Shortage of homes on the market slows local housing sales
Massachusetts home sales fell in March because of a shortage of homes on the market, the Warren Group said in its monthly report on the residential real estate market Tuesday.
Single-family home sales dropped 3.6 percent to 3,100 in March when compared with the number sold in March 2012, said the Warren Group, a Boston firm that tracks local real estate data. That tight inventory helped the median price to rise more than 8 percent to $285,000 on a year-to-year comparison basis.
“Low inventory is plaguing housing markets all over the country, and Massachusetts is no exception,” David Harris, editorial director at the Warren Group, said in a statement. “With mortgage rates low and prices competitive, we’re hopeful more sellers will emerge and the trend in dropping home sales will reverse.”

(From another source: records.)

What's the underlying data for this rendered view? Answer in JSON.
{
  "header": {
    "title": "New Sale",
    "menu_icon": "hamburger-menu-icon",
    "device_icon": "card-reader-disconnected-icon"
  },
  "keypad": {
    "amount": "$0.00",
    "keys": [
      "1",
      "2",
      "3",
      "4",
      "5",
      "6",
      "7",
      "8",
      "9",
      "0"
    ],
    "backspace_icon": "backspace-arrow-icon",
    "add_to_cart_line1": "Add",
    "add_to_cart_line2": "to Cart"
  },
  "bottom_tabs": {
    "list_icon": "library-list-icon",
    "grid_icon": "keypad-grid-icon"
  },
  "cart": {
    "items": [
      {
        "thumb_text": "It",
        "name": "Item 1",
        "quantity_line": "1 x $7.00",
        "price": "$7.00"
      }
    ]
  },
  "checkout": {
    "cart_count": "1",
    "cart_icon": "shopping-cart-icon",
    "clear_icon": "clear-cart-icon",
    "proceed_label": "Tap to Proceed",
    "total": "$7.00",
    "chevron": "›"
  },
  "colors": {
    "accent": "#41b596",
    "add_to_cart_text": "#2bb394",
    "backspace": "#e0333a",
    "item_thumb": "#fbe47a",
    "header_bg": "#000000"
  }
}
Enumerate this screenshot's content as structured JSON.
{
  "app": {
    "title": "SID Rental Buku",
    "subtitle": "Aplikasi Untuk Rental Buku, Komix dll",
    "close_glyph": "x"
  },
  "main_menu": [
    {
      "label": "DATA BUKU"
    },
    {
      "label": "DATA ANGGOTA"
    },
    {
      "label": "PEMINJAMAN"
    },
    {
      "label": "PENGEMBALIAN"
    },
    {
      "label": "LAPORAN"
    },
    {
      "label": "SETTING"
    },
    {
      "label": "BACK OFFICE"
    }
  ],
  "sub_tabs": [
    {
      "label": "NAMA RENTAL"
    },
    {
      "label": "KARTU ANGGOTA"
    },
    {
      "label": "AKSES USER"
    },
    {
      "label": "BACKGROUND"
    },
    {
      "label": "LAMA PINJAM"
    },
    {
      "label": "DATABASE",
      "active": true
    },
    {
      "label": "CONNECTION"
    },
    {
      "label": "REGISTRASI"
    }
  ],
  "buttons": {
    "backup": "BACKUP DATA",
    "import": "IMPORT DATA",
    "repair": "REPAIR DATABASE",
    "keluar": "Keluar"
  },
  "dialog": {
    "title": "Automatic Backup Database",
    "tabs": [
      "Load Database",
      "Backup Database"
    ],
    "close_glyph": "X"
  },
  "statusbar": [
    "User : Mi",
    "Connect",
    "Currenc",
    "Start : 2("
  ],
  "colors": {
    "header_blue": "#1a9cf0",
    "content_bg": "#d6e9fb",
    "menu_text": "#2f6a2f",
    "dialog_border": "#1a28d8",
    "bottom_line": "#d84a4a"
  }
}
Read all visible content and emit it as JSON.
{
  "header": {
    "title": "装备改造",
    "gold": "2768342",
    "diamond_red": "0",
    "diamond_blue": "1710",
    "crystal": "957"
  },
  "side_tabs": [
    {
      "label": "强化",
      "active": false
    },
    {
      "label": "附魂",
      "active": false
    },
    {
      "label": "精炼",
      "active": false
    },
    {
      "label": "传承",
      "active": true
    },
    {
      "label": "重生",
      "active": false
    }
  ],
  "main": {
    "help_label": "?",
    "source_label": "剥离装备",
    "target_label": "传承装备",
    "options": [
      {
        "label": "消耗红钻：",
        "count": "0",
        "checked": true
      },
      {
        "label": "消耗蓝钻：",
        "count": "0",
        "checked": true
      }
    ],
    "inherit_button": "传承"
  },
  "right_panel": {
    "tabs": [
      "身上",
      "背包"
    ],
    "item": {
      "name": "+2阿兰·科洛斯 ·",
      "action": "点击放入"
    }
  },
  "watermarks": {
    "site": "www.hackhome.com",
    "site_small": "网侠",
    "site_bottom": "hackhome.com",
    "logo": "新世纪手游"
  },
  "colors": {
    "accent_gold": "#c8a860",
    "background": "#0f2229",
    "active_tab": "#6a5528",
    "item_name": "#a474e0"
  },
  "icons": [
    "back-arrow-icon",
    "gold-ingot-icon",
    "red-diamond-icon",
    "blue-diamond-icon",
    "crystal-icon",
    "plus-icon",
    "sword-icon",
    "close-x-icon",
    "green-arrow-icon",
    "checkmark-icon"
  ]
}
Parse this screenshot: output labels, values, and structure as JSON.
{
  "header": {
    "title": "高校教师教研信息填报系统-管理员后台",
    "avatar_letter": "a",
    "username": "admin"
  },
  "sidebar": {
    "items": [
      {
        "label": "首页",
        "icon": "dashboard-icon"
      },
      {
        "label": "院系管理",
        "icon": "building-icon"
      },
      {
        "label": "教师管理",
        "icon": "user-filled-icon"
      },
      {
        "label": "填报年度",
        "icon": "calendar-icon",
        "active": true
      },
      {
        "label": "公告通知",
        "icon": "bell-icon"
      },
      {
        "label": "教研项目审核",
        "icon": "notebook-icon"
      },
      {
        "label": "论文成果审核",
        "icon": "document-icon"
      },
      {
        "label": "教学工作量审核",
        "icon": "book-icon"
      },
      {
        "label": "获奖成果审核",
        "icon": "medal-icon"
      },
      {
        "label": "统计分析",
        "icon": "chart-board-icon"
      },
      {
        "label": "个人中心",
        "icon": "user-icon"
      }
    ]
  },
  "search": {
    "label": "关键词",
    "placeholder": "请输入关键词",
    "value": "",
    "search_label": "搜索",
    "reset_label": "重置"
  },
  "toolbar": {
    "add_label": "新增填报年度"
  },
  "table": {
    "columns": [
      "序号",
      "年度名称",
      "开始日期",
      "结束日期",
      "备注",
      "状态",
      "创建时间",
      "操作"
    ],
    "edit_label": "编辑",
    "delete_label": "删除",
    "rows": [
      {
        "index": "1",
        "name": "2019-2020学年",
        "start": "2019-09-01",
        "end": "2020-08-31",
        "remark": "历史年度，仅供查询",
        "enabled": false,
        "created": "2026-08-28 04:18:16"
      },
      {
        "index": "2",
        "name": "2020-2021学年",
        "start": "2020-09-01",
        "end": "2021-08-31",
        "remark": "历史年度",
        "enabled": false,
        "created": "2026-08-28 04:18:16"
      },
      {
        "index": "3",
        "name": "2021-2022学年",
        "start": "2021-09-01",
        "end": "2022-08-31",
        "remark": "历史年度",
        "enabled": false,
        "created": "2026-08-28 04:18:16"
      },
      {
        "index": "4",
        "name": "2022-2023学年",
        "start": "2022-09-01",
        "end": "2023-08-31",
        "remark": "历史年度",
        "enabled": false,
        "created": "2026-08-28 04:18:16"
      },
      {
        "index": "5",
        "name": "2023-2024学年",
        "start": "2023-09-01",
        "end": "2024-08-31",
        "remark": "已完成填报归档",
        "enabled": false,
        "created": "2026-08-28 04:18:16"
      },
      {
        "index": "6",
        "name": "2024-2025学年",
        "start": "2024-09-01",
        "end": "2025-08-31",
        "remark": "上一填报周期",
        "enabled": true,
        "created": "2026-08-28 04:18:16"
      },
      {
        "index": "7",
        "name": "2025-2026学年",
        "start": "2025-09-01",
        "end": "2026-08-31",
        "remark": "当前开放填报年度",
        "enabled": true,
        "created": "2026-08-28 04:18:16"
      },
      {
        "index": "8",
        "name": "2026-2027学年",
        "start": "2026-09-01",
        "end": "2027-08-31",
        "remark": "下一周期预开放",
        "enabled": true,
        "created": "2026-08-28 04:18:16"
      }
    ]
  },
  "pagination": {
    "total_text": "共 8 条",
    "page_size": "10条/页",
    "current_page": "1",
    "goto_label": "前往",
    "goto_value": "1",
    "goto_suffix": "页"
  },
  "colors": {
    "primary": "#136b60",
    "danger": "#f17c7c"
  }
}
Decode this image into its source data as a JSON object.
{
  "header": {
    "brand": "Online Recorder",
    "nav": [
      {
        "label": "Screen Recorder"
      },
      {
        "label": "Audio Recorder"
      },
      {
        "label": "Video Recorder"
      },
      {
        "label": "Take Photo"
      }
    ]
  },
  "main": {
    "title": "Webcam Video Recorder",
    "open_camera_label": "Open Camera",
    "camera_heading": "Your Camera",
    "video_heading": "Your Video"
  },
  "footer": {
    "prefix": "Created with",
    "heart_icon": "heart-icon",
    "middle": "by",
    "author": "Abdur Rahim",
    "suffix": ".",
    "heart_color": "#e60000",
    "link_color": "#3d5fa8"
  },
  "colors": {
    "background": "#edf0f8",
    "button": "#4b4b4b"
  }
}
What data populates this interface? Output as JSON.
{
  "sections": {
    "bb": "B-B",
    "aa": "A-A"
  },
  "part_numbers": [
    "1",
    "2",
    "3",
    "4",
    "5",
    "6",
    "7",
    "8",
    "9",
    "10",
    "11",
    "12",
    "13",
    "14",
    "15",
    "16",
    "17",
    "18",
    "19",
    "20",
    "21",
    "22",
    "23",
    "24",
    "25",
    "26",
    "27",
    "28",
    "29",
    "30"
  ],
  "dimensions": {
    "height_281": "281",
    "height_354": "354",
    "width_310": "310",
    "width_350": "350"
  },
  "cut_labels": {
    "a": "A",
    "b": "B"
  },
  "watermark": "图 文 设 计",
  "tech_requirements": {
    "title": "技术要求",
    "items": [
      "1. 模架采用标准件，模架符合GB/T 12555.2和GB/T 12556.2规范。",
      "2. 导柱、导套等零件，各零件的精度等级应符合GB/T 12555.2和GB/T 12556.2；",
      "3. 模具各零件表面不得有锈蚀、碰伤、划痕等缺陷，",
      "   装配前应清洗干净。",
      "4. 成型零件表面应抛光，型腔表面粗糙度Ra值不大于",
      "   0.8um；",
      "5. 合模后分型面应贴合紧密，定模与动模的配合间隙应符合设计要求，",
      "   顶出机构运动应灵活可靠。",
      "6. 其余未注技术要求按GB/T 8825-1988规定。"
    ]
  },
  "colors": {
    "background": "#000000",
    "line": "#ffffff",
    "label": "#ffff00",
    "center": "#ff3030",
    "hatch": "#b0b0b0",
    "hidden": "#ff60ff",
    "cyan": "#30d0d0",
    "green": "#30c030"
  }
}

“It’s clear that the low supply of homes for sale is continuing to pressure prices,” Harris added.
A recent Globe story noted that a common pattern has been emerging this spring: There are too many potential buyers and too few sellers, resulting in bidding battles in many Boston-area neighborhoods.
In any case, the Warren Group noted that in March 2013, Massachusetts condo sales decreased by more than 2 percent to 1,211 on a year-to-year comparison basis.
The median price for condos sold in March was $261,000, up more than 1.5 percent, the Warren Group said.
Separately, the Massachusetts Association of Realtors issued its monthly report on the local housing market Tuesday.
The association uses a different method to track real estate activity than the Warren Group does, but the conclusions of both reports were similar.
“A good supply of homes for sale is the only thing we’re missing from a sustainable housing recovery,” association president Kimberly Allard-Moccia said in a statement.
According to the association, 3,011 detached single-family homes were sold in Massachusetts last month, a 3.3 percent drop from the number sold in March 2012.
Meanwhile, the median selling price for such a home was $290,000, up 7.8 percent on a year-to-year comparison basis.
Sales and median prices of Massachusetts condominiums were also up in March, the association said.
The association also tracks the number of homes and condos for sale.
In March 2012, there were 28,159 homes for sale. This March there were only 19,761 homes for sale, a drop of 29.8 percent.
As for condos, the drop was nearly 34 percent, the association added.Chris Reidy can be reached at firstname.lastname@example.org.